(Thank you to the Partnership for Public Service for providing the bios and the information.)
The recipients of the thirteenth annual Samuel J. Heyman Service to America Medals are:
William Bauman and Ann Spungen, Science and Environment Medal, Director and Associate Director, National Center of Excellence for the Medical Consequences of Spinal Cord Injury, James J. Peters VA Medical Center, Department of Veterans Affairs, New York City
Individuals living with spinal cord injuries suffer from associated medical problems involving blood pressure, breathing, bladder control, heart disease, temperature regulation and non-healing ulcers—health issues that were long overlooked by the medical profession. Bauman and Spungen developed innovative medical advances and novel drug therapies to treat these ailments, helping to improve the health and quality of life for paralyzed veterans.
Omar Pérez Aybar, Reginald France and the Miami HEAT Teams, Homeland Security and Law Enforcement Medal, Assistant Special Agents in Charge, Miami Regional Office, Office of Inspector General Department of Health and Human Services, Miami
Every year, health care providers file billions of dollars in fraudulent Medicare claims. In partnership with the Department of Justice, Aybar and France coordinated criminal investigations for 12 special Health Care Fraud Prevention and Enforcement Action Teams (HEAT) in South Florida that uncovered hundreds of fraudulent Medicare schemes by durable medical equipment suppliers, home health agencies, physicians and rehabilitation facilities. The investigations resulted in nearly 700 convictions and the recovery of almost one billion dollars.
Sean Young and Benjamin Tran, National Security and International Affairs Medal, Electronics Engineers, Air Force Research Laboratory, Department of the Air Force, Dayton, OH
Improvised explosive devices have caused two-thirds of the casualties to U.S. coalition forces in Afghanistan. Engineers Young and Tran led the development, testing and deployment of a cutting-edge system of sensors placed on unmanned aerial vehicles that have helped Army and Special Forces units identify deadly improvised explosive devices and destroy these bombs before they could cause harm.
Alan Lindenmoyer, Management Excellence Medal, Program Manager, Commercial Crew and Cargo Program, National Aeronautics and Space Administration, Houston
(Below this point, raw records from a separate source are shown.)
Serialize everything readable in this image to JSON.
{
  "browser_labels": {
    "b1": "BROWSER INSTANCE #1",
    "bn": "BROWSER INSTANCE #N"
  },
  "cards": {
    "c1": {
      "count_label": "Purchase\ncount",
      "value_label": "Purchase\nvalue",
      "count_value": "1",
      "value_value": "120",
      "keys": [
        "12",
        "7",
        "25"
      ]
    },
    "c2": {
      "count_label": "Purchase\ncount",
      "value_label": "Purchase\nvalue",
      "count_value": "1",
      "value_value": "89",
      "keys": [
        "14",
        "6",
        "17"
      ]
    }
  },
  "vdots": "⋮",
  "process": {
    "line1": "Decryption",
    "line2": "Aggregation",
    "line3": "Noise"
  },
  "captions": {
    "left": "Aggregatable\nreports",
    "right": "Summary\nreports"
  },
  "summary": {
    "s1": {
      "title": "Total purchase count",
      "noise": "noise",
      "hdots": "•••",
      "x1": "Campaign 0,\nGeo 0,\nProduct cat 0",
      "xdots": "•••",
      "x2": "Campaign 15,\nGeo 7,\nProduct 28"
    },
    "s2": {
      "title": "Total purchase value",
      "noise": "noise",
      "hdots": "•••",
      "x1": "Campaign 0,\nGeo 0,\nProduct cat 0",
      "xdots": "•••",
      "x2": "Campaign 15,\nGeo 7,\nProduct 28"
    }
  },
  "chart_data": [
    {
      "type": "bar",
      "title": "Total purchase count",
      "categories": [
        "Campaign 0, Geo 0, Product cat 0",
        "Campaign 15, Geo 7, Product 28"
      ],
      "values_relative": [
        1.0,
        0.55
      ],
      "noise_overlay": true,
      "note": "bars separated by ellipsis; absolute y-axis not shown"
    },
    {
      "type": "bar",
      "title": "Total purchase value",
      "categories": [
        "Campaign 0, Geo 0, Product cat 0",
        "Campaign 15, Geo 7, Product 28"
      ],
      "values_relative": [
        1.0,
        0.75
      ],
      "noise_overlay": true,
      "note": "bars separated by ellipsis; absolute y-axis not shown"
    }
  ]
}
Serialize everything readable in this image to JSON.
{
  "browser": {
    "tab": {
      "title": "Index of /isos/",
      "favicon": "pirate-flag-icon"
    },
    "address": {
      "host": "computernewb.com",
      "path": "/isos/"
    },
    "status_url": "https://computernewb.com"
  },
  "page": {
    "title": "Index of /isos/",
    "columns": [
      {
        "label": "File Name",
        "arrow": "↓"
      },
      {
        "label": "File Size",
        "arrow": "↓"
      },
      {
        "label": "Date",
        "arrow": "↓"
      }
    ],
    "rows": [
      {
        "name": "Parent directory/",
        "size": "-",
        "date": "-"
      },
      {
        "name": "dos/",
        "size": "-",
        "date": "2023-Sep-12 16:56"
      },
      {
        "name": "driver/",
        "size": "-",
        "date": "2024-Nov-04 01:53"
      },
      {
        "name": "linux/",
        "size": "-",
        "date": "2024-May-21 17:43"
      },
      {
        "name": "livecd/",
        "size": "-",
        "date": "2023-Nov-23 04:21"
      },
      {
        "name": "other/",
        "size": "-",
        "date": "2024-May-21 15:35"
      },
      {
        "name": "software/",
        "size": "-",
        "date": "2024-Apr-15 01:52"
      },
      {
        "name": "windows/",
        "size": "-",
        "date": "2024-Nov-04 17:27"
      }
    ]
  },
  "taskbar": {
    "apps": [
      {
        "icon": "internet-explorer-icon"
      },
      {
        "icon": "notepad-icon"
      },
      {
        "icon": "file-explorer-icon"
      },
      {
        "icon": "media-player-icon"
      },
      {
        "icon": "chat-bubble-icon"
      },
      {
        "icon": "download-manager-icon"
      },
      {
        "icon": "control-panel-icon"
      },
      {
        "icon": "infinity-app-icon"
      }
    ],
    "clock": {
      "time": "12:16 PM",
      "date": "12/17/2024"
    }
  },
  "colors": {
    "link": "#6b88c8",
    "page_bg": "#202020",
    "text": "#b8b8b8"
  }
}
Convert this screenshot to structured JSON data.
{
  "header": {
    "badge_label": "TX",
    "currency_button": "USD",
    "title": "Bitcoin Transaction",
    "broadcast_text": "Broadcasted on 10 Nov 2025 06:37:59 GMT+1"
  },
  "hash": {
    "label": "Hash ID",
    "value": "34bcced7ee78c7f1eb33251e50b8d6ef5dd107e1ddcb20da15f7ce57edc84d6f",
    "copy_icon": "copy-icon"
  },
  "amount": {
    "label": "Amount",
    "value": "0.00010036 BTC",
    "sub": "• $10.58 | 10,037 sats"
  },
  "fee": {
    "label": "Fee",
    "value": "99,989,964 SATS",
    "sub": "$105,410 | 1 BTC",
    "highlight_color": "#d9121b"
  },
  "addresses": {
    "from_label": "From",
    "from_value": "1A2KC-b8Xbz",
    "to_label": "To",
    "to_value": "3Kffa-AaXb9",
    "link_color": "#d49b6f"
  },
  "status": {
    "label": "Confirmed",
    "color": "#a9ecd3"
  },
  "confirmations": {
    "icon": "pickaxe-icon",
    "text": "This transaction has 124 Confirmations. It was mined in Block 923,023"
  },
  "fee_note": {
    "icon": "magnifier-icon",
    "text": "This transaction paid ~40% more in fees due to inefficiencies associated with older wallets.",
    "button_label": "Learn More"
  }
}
When the space shuttle program ended, NASA needed a way to transport supplies and crews to the International Space Station. Lindenmoyer solved this problem by launching a new era of private-sector orbital transportation. By creatively joining forces with the private U.S. space launch industry, Lindenmoyer made it possible for our country to continue its lead in space exploration while dramatically reducing the costs to taxpayers of building and deploying rockets and spacecraft.
Sara Meyers, Call to Service Medal, Director, Sandy Program Management Office, Department of Housing and Urban Development, Washington, D.C.
The federal government needed to better understand the effectiveness of critical housing and disaster recovery programs. Meyers set up systems to analyze vast amounts of data to help policymakers track and evaluate the performance of critical programs dealing with homelessness, public housing and rental subsidies. She also set up processes to track the spending and effectiveness of $13.6 billion in economic stimulus money for housing and $50 billion in Hurricane Sandy disaster recovery funding.
Michael Byrne, Citizen Services Medal, Former Geographic Information Officer, Federal Communications Commission, Washington, D.C.
The Federal Communications Commission (FCC) was charged with expanding broadband service nationwide. To achieve that goal, Byrne created a set of interactive, searchable online maps that put detailed data about broadband availability in the hands of citizens and policymakers. He also created online maps and geospatial visualizations that helped consumers and businesses make informed decisions by bringing to light previously inaccessible data about our country’s communications systems, including the proposed locations for new cellphone towers and new low power FM radio stations, and the availability of spectrum to be auctioned by the government.
Edwin Kneedler, Career Achievement Medal, Deputy Solicitor General, Department of Justice, Washington, D.C.
Edwin Kneedler has argued 125 cases before the Supreme Court, more than any other practicing attorney, on issues ranging from health care to free speech. As the top career deputy in the Solicitor General’s Office, Kneedler has set a high standard for integrity and has used his immense experience, institutional knowledge and credibility to help craft the government’s legal position on hundreds of cases before the nation’s high court.
Rana Hajjeh and the Hib Initiative Team, Federal Employee of the Year, Director, Division of Bacterial Diseases, Centers for Disease Control and Prevention, Department of Health and Human Services, Atlanta
Until recently, nearly 400,000 children in developing nations were dying annually of bacterial meningitis and pneumonia. Employing a combination of persistence, advocacy and science, Hajjeh worked with public health partners to convince 60 countries to use the Hib vaccine to curb the spread of these diseases, ultimately preventing millions of childhood deaths and disabilities such as mental retardation and deafness. The Hib Initiative, funded by the GAVI Alliance, is a consortium of four organizations: CDC, Johns Hopkins Bloomberg School of Public Health, London School of Hygiene & Tropical Medicine and World Health Organization.